Return the listing in full and exactly, but without a single picture.

• [Material for this exercise]

====================

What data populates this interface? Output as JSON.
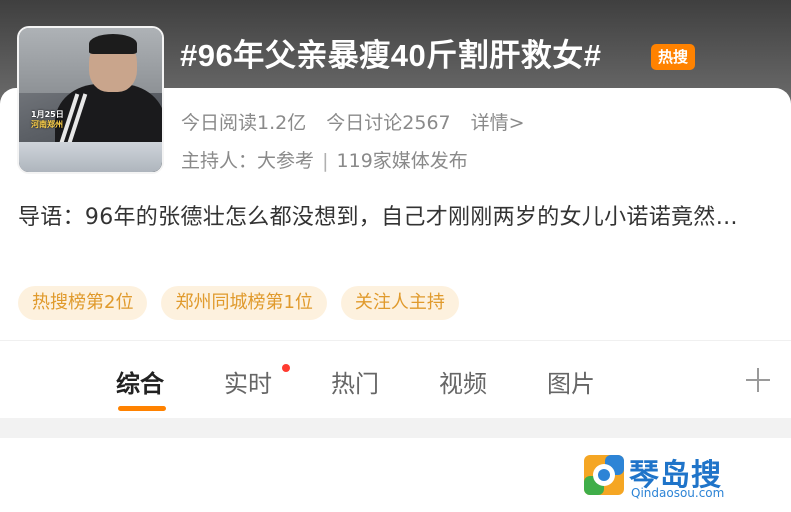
{
  "topic": {
    "title": "#96年父亲暴瘦40斤割肝救女#",
    "badge": "热搜",
    "thumbnail_caption_date": "1月25日",
    "thumbnail_caption_location": "河南郑州"
  },
  "stats": {
    "reads": "今日阅读1.2亿",
    "discussions": "今日讨论2567",
    "details_link": "详情>"
  },
  "host": {
    "label": "主持人：",
    "name": "大参考",
    "separator": "|",
    "media": "119家媒体发布"
  },
  "intro": {
    "text": "导语：96年的张德壮怎么都没想到，自己才刚刚两岁的女儿小诺诺竟然…"
  },
  "tags": [
    "热搜榜第2位",
    "郑州同城榜第1位",
    "关注人主持"
  ],
  "tabs": [
    {
      "label": "综合",
      "active": true
    },
    {
      "label": "实时",
      "active": false,
      "has_dot": true
    },
    {
      "label": "热门",
      "active": false
    },
    {
      "label": "视频",
      "active": false
    },
    {
      "label": "图片",
      "active": false
    }
  ],
  "watermark": {
    "name": "琴岛搜",
    "url": "Qindaosou.com"
  },
  "colors": {
    "accent": "#ff8200",
    "tag_bg": "#fdf1de",
    "tag_text": "#e09a2c",
    "notification_dot": "#ff3b30"
  },
  "icons": [
    "plus-icon",
    "watermark-logo-icon"
  ]
}
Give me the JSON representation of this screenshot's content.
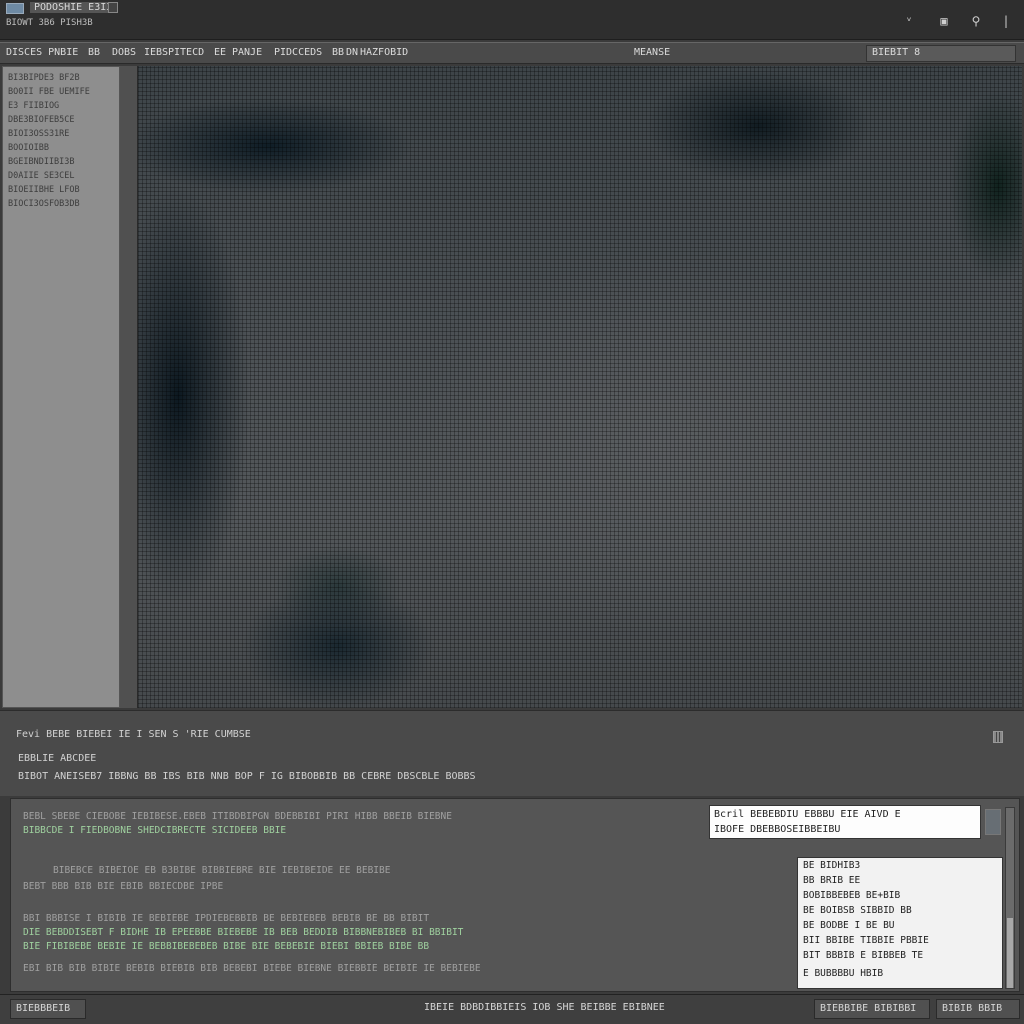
{
  "window": {
    "title": "PODOSHIE E3I3",
    "subtitle": "BIOWT 3B6 PISH3B",
    "controls": {
      "minimize": "ᵛ",
      "maximize": "▣",
      "options": "⚲",
      "close": "|"
    }
  },
  "menubar": {
    "items": [
      "DISCES PNBIE",
      "BB",
      "DOBS",
      "IEBS",
      "PITECD",
      "EE",
      "PANJE",
      "PIDCCEDS",
      "BB",
      "DN",
      "HAZFOBID"
    ],
    "center_label": "MEANSE",
    "right_label": "BIEBIT 8"
  },
  "sidebar": {
    "items": [
      "BI3BIPDE3 BF2B",
      "BO0II FBE UEMIFE",
      "E3 FIIBIOG",
      "DBE3BIOFEB5CE",
      "BIOI3OSS31RE",
      "BOOIOIBB",
      "BGEIBNDIIBI3B",
      "D0AIIE SE3CEL",
      "BIOEIIBHE LFOB",
      "BIOCI3OSFOB3DB"
    ]
  },
  "infopanel": {
    "line1": "Fevi BEBE BIEBEI IE I SEN  S 'RIE CUMBSE",
    "line2": "EBBLIE  ABCDEE",
    "line3": "BIBOT   ANEISEB7  IBBNG   BB   IBS   BIB   NNB   BOP  F IG  BIBOBBIB   BB   CEBRE  DBSCBLE  BOBBS"
  },
  "console": {
    "lines": [
      {
        "text": "BEBL   SBEBE  CIEBOBE       IEBIBESE.EBEB ITIBDBIPGN   BDEBBIBI   PIRI HIBB    BBEIB  BIEBNE",
        "tone": "dim"
      },
      {
        "text": "BIBBCDE I   FIEDBOBNE    SHEDCIBRECTE  SICIDEEB BBIE",
        "tone": "g"
      },
      {
        "text": "BIBEBCE  BIBEIOE    EB    B3BIBE  BIBBIEBRE  BIE  IEBIBEIDE  EE  BEBIBE",
        "tone": "dim"
      },
      {
        "text": "BEBT   BBB BIB         BIE   EBIB   BBIECDBE   IPBE",
        "tone": "dim"
      },
      {
        "text": "BBI   BBBISE  I  BIBIB       IE  BEBIEBE  IPDIEBEBBIB  BE  BEBIEBEB  BEBIB  BE  BB   BIBIT",
        "tone": "dim"
      },
      {
        "text": "DIE   BEBDDISEBT   F   BIDHE  IB  EPEEBBE  BIEBEBE  IB  BEB BEDDIB BIBBNEBIBEB  BI  BBIBIT",
        "tone": "g"
      },
      {
        "text": "BIE  FIBIBEBE  BEBIE  IE  BEBBIBEBEBEB  BIBE BIE BEBEBIE  BIEBI BBIEB  BIBE  BB",
        "tone": "g"
      },
      {
        "text": "EBI  BIB   BIB    BIBIE BEBIB   BIEBIB   BIB BEBEBI  BIEBE  BIEBNE BIEBBIE  BEIBIE  IE BEBIEBE",
        "tone": "dim"
      }
    ],
    "popup": {
      "line1": "Bcril  BEBEBDIU  EBBBU  EIE  AIVD E",
      "line2": "IBOFE  DBEBBOSEIBBEIBU"
    },
    "list": [
      "BE BIDHIB3",
      "BB   BRIB   EE",
      "BOBIBBEBEB  BE+BIB",
      "BE  BOIBSB   SIBBID  BB",
      "BE  BODBE  I  BE  BU",
      "BII  BBIBE   TIBBIE  PBBIE",
      "BIT  BBBIB  E  BIBBEB  TE",
      "E  BUBBBBU  HBIB"
    ]
  },
  "statusbar": {
    "left": "BIEBBBEIB",
    "center": "IBEIE  BDBDIBBIEIS  IOB SHE  BEIBBE  EBIBNEE",
    "right1": "BIEBBIBE  BIBIBBI",
    "right2": "BIBIB  BBIB"
  }
}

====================

• [Result of this exercise]
What data populates this interface? Output as JSON.
{
  "topic": {
    "title": "#96年父亲暴瘦40斤割肝救女#",
    "badge": "热搜",
    "thumbnail_caption_date": "1月25日",
    "thumbnail_caption_location": "河南郑州"
  },
  "stats": {
    "reads": "今日阅读1.2亿",
    "discussions": "今日讨论2567",
    "details_link": "详情>"
  },
  "host": {
    "label": "主持人：",
    "name": "大参考",
    "separator": "|",
    "media": "119家媒体发布"
  },
  "intro": {
    "text": "导语：96年的张德壮怎么都没想到，自己才刚刚两岁的女儿小诺诺竟然…"
  },
  "tags": [
    "热搜榜第2位",
    "郑州同城榜第1位",
    "关注人主持"
  ],
  "tabs": [
    {
      "label": "综合",
      "active": true
    },
    {
      "label": "实时",
      "active": false,
      "has_dot": true
    },
    {
      "label": "热门",
      "active": false
    },
    {
      "label": "视频",
      "active": false
    },
    {
      "label": "图片",
      "active": false
    }
  ],
  "watermark": {
    "name": "琴岛搜",
    "url": "Qindaosou.com"
  },
  "colors": {
    "accent": "#ff8200",
    "tag_bg": "#fdf1de",
    "tag_text": "#e09a2c",
    "notification_dot": "#ff3b30"
  },
  "icons": [
    "plus-icon",
    "watermark-logo-icon"
  ]
}
Give me the JSON representation of this screenshot's content.
{
  "window": {
    "title": "PODOSHIE E3I3",
    "subtitle": "BIOWT 3B6 PISH3B",
    "controls": {
      "minimize": "ᵛ",
      "maximize": "▣",
      "options": "⚲",
      "close": "|"
    }
  },
  "menubar": {
    "items": [
      "DISCES PNBIE",
      "BB",
      "DOBS",
      "IEBS",
      "PITECD",
      "EE",
      "PANJE",
      "PIDCCEDS",
      "BB",
      "DN",
      "HAZFOBID"
    ],
    "center_label": "MEANSE",
    "right_label": "BIEBIT 8"
  },
  "sidebar": {
    "items": [
      "BI3BIPDE3 BF2B",
      "BO0II FBE UEMIFE",
      "E3 FIIBIOG",
      "DBE3BIOFEB5CE",
      "BIOI3OSS31RE",
      "BOOIOIBB",
      "BGEIBNDIIBI3B",
      "D0AIIE SE3CEL",
      "BIOEIIBHE LFOB",
      "BIOCI3OSFOB3DB"
    ]
  },
  "infopanel": {
    "line1": "Fevi BEBE BIEBEI IE I SEN  S 'RIE CUMBSE",
    "line2": "EBBLIE  ABCDEE",
    "line3": "BIBOT   ANEISEB7  IBBNG   BB   IBS   BIB   NNB   BOP  F IG  BIBOBBIB   BB   CEBRE  DBSCBLE  BOBBS"
  },
  "console": {
    "lines": [
      {
        "text": "BEBL   SBEBE  CIEBOBE       IEBIBESE.EBEB ITIBDBIPGN   BDEBBIBI   PIRI HIBB    BBEIB  BIEBNE",
        "tone": "dim"
      },
      {
        "text": "BIBBCDE I   FIEDBOBNE    SHEDCIBRECTE  SICIDEEB BBIE",
        "tone": "g"
      },
      {
        "text": "BIBEBCE  BIBEIOE    EB    B3BIBE  BIBBIEBRE  BIE  IEBIBEIDE  EE  BEBIBE",
        "tone": "dim"
      },
      {
        "text": "BEBT   BBB BIB         BIE   EBIB   BBIECDBE   IPBE",
        "tone": "dim"
      },
      {
        "text": "BBI   BBBISE  I  BIBIB       IE  BEBIEBE  IPDIEBEBBIB  BE  BEBIEBEB  BEBIB  BE  BB   BIBIT",
        "tone": "dim"
      },
      {
        "text": "DIE   BEBDDISEBT   F   BIDHE  IB  EPEEBBE  BIEBEBE  IB  BEB BEDDIB BIBBNEBIBEB  BI  BBIBIT",
        "tone": "g"
      },
      {
        "text": "BIE  FIBIBEBE  BEBIE  IE  BEBBIBEBEBEB  BIBE BIE BEBEBIE  BIEBI BBIEB  BIBE  BB",
        "tone": "g"
      },
      {
        "text": "EBI  BIB   BIB    BIBIE BEBIB   BIEBIB   BIB BEBEBI  BIEBE  BIEBNE BIEBBIE  BEIBIE  IE BEBIEBE",
        "tone": "dim"
      }
    ],
    "popup": {
      "line1": "Bcril  BEBEBDIU  EBBBU  EIE  AIVD E",
      "line2": "IBOFE  DBEBBOSEIBBEIBU"
    },
    "list": [
      "BE BIDHIB3",
      "BB   BRIB   EE",
      "BOBIBBEBEB  BE+BIB",
      "BE  BOIBSB   SIBBID  BB",
      "BE  BODBE  I  BE  BU",
      "BII  BBIBE   TIBBIE  PBBIE",
      "BIT  BBBIB  E  BIBBEB  TE",
      "E  BUBBBBU  HBIB"
    ]
  },
  "statusbar": {
    "left": "BIEBBBEIB",
    "center": "IBEIE  BDBDIBBIEIS  IOB SHE  BEIBBE  EBIBNEE",
    "right1": "BIEBBIBE  BIBIBBI",
    "right2": "BIBIB  BBIB"
  }
}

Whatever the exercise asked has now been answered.